You can pay for Springer eBooks with Visa, Mastercard, American Express or Paypal.
After the purchase you can directly download the eBook file or read it online in our Springer eBook Reader. Furthermore your eBook will be stored in your MySpringer account. So you can always re-download your eBooks.
Discussion of lawyers’ relationship with mediation across the common law and civil law divide
Draws on the author’s own significant research and experience in the field as well as collating relevant research and experience from across the globe
Particularly timely given recent and proposed reforms to civil justice systems globally
Speaks to important debates surrounding substantive and procedural justice, access to justice and the role of courts in society, the 'crisis in lawyers’ professionalism' and trends in legal education
This book charts the historical and current interaction between lawyers and mediation in both the common law and civil law world and analyses a number of issues relevant to lawyers’ part in the process.
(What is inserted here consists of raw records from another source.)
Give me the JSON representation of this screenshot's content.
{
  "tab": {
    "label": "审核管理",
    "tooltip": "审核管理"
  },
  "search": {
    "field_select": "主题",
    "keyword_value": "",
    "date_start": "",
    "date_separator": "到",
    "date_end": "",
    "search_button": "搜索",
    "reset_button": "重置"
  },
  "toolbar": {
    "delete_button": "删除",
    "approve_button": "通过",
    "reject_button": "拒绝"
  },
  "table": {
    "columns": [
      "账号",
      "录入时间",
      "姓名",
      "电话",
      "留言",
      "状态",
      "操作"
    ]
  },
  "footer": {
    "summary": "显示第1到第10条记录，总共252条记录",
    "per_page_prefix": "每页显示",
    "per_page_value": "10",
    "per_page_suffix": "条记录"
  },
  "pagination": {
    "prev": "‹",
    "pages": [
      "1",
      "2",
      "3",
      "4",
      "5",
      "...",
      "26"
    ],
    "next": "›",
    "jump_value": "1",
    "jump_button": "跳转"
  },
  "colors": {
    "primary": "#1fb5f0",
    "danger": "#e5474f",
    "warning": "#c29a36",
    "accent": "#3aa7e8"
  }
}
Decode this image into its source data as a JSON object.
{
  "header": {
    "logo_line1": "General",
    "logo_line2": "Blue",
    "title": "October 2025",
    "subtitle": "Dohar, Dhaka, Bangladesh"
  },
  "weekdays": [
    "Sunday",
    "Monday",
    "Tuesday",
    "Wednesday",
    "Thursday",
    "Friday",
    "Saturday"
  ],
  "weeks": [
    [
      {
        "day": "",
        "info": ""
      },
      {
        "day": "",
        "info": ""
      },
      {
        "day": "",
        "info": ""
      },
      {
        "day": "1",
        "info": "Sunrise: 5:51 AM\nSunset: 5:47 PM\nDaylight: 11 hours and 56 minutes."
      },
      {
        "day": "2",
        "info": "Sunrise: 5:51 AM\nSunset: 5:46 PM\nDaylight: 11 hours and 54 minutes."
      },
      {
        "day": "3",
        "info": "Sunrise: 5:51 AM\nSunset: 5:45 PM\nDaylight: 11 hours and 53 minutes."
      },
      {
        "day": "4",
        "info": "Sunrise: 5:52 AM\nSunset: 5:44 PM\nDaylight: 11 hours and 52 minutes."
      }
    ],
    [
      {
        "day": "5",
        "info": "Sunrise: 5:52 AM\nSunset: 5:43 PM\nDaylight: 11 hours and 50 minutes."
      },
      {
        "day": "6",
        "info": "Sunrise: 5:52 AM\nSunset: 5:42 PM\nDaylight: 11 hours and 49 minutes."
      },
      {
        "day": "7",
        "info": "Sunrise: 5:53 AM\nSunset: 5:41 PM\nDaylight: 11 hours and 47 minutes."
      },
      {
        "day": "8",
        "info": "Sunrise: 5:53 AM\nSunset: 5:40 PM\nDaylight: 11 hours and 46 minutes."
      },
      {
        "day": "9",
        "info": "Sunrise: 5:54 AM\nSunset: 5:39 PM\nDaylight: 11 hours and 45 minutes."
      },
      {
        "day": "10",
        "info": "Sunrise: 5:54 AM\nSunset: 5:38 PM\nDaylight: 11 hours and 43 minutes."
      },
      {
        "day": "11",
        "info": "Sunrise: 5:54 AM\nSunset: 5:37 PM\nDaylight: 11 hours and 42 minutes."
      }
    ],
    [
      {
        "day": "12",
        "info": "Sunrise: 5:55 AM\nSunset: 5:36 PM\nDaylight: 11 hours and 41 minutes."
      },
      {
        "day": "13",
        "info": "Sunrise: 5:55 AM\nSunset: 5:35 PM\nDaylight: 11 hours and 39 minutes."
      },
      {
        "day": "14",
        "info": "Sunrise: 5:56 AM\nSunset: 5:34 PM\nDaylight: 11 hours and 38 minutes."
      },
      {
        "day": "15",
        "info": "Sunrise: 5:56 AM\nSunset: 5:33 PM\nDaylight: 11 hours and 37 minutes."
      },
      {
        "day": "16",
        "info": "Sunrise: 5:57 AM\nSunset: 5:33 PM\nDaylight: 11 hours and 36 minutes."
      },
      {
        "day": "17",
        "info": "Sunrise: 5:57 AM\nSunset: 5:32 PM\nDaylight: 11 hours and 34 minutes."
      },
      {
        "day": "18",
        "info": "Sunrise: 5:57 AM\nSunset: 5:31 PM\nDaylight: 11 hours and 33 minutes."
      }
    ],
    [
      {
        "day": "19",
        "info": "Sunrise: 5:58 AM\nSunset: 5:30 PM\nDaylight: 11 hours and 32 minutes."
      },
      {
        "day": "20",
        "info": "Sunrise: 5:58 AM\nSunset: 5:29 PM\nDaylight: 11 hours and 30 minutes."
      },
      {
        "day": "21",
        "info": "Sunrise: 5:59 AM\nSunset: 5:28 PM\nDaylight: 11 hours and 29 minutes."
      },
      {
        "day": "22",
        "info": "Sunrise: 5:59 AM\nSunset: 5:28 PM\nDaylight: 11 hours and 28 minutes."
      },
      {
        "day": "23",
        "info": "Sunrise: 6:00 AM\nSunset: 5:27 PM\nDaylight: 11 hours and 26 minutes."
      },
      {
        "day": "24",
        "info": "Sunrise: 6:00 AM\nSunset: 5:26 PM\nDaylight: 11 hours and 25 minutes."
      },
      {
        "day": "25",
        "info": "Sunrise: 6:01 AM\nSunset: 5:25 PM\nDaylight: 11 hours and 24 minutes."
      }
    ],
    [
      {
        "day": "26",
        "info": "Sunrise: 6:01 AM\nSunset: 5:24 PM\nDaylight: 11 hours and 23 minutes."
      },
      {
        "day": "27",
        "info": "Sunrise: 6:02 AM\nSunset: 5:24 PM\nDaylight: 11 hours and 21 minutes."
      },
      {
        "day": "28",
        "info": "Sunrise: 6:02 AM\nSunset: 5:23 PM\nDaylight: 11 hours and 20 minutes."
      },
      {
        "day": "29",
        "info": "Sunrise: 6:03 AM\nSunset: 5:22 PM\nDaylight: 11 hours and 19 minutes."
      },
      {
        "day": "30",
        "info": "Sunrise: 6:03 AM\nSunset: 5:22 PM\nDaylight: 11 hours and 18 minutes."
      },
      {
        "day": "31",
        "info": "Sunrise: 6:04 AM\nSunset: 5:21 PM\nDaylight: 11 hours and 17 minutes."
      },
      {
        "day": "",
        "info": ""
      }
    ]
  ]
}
Lawyers have in the past and continue to play many roles in the context of mediation. While some are champions for the process, many remain on the fringes and apathetic, while others are openly sceptical or even anti-mediation in their stance. Yet others may have embraced mediation but, it is argued, for cynical, disingenuous reasons. By reviewing existing empirical evidence on lawyers’ interactions with mediation and by examining historical and current trends in lawyers’ engagement with mediation, this book seeks to shed new light on a number of related issues, including: lawyers’ resistance to mediation; lawyers’ motives for involvement with mediation; the appropriateness of lawyers acting as mediators and party representatives; and the impact that both lawyers and the increasing institutionalisation of mediation have had on the normative form of the process, as well as the impact that mediation experience heralds for lawyers and legal systems in general.
Dr Bryan Clark is a Professor in the Law School, Faculty of Humanities and Social Sciences at the University of Strathclyde, Glasgow and an Adjunct Professor at the John Marshall Law School in Chicago. He is an academic lawyer and mediation scholar and holds a PhD from the University of Glasgow, an LLM from the University of Dundee and a BA from the Robert Gordon University. He has published widely in the fields of mediation and the role of lawyers and courts therein, civil dispute resolution and company law and delivered numerous academic and professional conference and seminar papers on these topics both at home and abroad. He is a member of the Academic Committee of the Civil Mediation Council for England and Wales and the Accreditation and Validation Panel for Relationships Scotland (family mediation and counselling service).